• EXERCISE BRIEF
Only an exact repetition of every entry counts as the answer.

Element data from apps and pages
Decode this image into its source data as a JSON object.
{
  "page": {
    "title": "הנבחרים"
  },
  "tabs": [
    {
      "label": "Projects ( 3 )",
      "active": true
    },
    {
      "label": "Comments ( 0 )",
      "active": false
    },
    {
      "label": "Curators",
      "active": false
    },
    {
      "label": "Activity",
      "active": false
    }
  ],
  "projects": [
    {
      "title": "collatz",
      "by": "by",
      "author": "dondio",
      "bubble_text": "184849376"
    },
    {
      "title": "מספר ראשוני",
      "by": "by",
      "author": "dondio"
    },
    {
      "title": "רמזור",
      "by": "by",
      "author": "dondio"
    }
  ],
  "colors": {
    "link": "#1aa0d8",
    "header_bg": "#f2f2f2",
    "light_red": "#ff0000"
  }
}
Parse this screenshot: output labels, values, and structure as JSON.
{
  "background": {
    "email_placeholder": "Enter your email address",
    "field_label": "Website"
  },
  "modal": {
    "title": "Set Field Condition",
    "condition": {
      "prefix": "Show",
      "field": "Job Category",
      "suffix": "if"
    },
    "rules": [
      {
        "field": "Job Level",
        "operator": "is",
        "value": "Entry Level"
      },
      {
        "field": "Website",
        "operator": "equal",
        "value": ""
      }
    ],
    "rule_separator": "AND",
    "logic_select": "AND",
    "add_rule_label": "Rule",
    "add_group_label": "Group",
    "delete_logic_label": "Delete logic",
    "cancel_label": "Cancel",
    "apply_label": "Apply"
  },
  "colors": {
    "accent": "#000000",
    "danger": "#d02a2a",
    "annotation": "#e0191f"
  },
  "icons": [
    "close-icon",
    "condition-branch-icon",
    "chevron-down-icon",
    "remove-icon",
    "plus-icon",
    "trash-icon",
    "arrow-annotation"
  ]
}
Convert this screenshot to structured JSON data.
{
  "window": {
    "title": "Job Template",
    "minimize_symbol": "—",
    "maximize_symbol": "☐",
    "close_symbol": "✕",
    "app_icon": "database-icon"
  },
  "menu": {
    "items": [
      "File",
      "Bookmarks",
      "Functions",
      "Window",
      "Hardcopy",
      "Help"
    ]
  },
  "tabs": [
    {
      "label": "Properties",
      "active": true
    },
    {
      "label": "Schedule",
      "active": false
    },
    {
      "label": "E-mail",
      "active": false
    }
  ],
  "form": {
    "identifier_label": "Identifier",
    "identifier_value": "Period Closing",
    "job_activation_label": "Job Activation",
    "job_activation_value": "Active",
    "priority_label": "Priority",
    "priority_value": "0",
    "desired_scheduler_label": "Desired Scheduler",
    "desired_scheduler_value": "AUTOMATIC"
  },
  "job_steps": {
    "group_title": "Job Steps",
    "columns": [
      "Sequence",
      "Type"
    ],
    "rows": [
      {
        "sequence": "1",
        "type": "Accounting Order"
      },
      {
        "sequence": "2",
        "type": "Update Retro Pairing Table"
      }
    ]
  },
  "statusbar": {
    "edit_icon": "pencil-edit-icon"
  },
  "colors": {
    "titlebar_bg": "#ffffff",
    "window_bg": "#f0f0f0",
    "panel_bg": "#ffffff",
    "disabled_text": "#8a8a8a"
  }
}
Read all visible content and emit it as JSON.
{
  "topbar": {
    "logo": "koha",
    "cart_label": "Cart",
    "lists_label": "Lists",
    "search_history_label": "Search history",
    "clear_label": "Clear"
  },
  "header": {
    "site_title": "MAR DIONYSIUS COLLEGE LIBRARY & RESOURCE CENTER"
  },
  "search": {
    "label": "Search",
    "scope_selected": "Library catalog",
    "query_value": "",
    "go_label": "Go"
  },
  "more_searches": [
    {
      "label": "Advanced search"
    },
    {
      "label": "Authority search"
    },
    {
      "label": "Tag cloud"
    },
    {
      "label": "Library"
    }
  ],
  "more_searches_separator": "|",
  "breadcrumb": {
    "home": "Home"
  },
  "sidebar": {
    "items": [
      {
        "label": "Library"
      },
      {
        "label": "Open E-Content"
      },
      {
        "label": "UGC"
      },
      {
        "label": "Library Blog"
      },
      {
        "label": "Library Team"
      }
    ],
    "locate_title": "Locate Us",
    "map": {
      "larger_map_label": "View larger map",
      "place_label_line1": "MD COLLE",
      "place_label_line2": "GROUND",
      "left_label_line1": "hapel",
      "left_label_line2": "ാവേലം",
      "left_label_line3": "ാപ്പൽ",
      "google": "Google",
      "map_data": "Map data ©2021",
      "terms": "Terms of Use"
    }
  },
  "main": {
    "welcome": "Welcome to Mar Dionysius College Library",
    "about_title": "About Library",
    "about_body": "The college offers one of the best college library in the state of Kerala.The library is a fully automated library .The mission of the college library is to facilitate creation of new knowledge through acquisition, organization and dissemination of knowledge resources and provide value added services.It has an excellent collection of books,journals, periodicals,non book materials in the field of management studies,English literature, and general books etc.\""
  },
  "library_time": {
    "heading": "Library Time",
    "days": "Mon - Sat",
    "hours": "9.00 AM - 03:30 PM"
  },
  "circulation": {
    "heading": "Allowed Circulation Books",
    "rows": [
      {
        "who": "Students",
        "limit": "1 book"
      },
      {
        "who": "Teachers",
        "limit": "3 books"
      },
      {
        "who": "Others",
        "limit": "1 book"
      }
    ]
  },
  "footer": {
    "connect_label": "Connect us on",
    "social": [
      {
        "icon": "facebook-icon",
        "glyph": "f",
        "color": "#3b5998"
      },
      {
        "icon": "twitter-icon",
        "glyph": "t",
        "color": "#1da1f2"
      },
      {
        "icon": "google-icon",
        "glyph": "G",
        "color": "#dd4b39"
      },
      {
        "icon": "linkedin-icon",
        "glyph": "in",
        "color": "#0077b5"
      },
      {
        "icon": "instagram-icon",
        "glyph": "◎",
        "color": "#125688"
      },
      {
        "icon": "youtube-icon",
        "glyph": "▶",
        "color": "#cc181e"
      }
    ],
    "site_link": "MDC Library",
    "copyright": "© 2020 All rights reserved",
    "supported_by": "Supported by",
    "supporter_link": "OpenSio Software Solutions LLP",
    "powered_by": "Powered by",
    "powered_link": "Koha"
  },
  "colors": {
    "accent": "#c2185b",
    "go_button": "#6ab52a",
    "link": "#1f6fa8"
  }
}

• WRITTEN ANSWER
Decode this image into its source data as a JSON object.
{
  "page": {
    "title": "הנבחרים"
  },
  "tabs": [
    {
      "label": "Projects ( 3 )",
      "active": true
    },
    {
      "label": "Comments ( 0 )",
      "active": false
    },
    {
      "label": "Curators",
      "active": false
    },
    {
      "label": "Activity",
      "active": false
    }
  ],
  "projects": [
    {
      "title": "collatz",
      "by": "by",
      "author": "dondio",
      "bubble_text": "184849376"
    },
    {
      "title": "מספר ראשוני",
      "by": "by",
      "author": "dondio"
    },
    {
      "title": "רמזור",
      "by": "by",
      "author": "dondio"
    }
  ],
  "colors": {
    "link": "#1aa0d8",
    "header_bg": "#f2f2f2",
    "light_red": "#ff0000"
  }
}
Parse this screenshot: output labels, values, and structure as JSON.
{
  "background": {
    "email_placeholder": "Enter your email address",
    "field_label": "Website"
  },
  "modal": {
    "title": "Set Field Condition",
    "condition": {
      "prefix": "Show",
      "field": "Job Category",
      "suffix": "if"
    },
    "rules": [
      {
        "field": "Job Level",
        "operator": "is",
        "value": "Entry Level"
      },
      {
        "field": "Website",
        "operator": "equal",
        "value": ""
      }
    ],
    "rule_separator": "AND",
    "logic_select": "AND",
    "add_rule_label": "Rule",
    "add_group_label": "Group",
    "delete_logic_label": "Delete logic",
    "cancel_label": "Cancel",
    "apply_label": "Apply"
  },
  "colors": {
    "accent": "#000000",
    "danger": "#d02a2a",
    "annotation": "#e0191f"
  },
  "icons": [
    "close-icon",
    "condition-branch-icon",
    "chevron-down-icon",
    "remove-icon",
    "plus-icon",
    "trash-icon",
    "arrow-annotation"
  ]
}
Convert this screenshot to structured JSON data.
{
  "window": {
    "title": "Job Template",
    "minimize_symbol": "—",
    "maximize_symbol": "☐",
    "close_symbol": "✕",
    "app_icon": "database-icon"
  },
  "menu": {
    "items": [
      "File",
      "Bookmarks",
      "Functions",
      "Window",
      "Hardcopy",
      "Help"
    ]
  },
  "tabs": [
    {
      "label": "Properties",
      "active": true
    },
    {
      "label": "Schedule",
      "active": false
    },
    {
      "label": "E-mail",
      "active": false
    }
  ],
  "form": {
    "identifier_label": "Identifier",
    "identifier_value": "Period Closing",
    "job_activation_label": "Job Activation",
    "job_activation_value": "Active",
    "priority_label": "Priority",
    "priority_value": "0",
    "desired_scheduler_label": "Desired Scheduler",
    "desired_scheduler_value": "AUTOMATIC"
  },
  "job_steps": {
    "group_title": "Job Steps",
    "columns": [
      "Sequence",
      "Type"
    ],
    "rows": [
      {
        "sequence": "1",
        "type": "Accounting Order"
      },
      {
        "sequence": "2",
        "type": "Update Retro Pairing Table"
      }
    ]
  },
  "statusbar": {
    "edit_icon": "pencil-edit-icon"
  },
  "colors": {
    "titlebar_bg": "#ffffff",
    "window_bg": "#f0f0f0",
    "panel_bg": "#ffffff",
    "disabled_text": "#8a8a8a"
  }
}
Read all visible content and emit it as JSON.
{
  "topbar": {
    "logo": "koha",
    "cart_label": "Cart",
    "lists_label": "Lists",
    "search_history_label": "Search history",
    "clear_label": "Clear"
  },
  "header": {
    "site_title": "MAR DIONYSIUS COLLEGE LIBRARY & RESOURCE CENTER"
  },
  "search": {
    "label": "Search",
    "scope_selected": "Library catalog",
    "query_value": "",
    "go_label": "Go"
  },
  "more_searches": [
    {
      "label": "Advanced search"
    },
    {
      "label": "Authority search"
    },
    {
      "label": "Tag cloud"
    },
    {
      "label": "Library"
    }
  ],
  "more_searches_separator": "|",
  "breadcrumb": {
    "home": "Home"
  },
  "sidebar": {
    "items": [
      {
        "label": "Library"
      },
      {
        "label": "Open E-Content"
      },
      {
        "label": "UGC"
      },
      {
        "label": "Library Blog"
      },
      {
        "label": "Library Team"
      }
    ],
    "locate_title": "Locate Us",
    "map": {
      "larger_map_label": "View larger map",
      "place_label_line1": "MD COLLE",
      "place_label_line2": "GROUND",
      "left_label_line1": "hapel",
      "left_label_line2": "ാവേലം",
      "left_label_line3": "ാപ്പൽ",
      "google": "Google",
      "map_data": "Map data ©2021",
      "terms": "Terms of Use"
    }
  },
  "main": {
    "welcome": "Welcome to Mar Dionysius College Library",
    "about_title": "About Library",
    "about_body": "The college offers one of the best college library in the state of Kerala.The library is a fully automated library .The mission of the college library is to facilitate creation of new knowledge through acquisition, organization and dissemination of knowledge resources and provide value added services.It has an excellent collection of books,journals, periodicals,non book materials in the field of management studies,English literature, and general books etc.\""
  },
  "library_time": {
    "heading": "Library Time",
    "days": "Mon - Sat",
    "hours": "9.00 AM - 03:30 PM"
  },
  "circulation": {
    "heading": "Allowed Circulation Books",
    "rows": [
      {
        "who": "Students",
        "limit": "1 book"
      },
      {
        "who": "Teachers",
        "limit": "3 books"
      },
      {
        "who": "Others",
        "limit": "1 book"
      }
    ]
  },
  "footer": {
    "connect_label": "Connect us on",
    "social": [
      {
        "icon": "facebook-icon",
        "glyph": "f",
        "color": "#3b5998"
      },
      {
        "icon": "twitter-icon",
        "glyph": "t",
        "color": "#1da1f2"
      },
      {
        "icon": "google-icon",
        "glyph": "G",
        "color": "#dd4b39"
      },
      {
        "icon": "linkedin-icon",
        "glyph": "in",
        "color": "#0077b5"
      },
      {
        "icon": "instagram-icon",
        "glyph": "◎",
        "color": "#125688"
      },
      {
        "icon": "youtube-icon",
        "glyph": "▶",
        "color": "#cc181e"
      }
    ],
    "site_link": "MDC Library",
    "copyright": "© 2020 All rights reserved",
    "supported_by": "Supported by",
    "supporter_link": "OpenSio Software Solutions LLP",
    "powered_by": "Powered by",
    "powered_link": "Koha"
  },
  "colors": {
    "accent": "#c2185b",
    "go_button": "#6ab52a",
    "link": "#1f6fa8"
  }
}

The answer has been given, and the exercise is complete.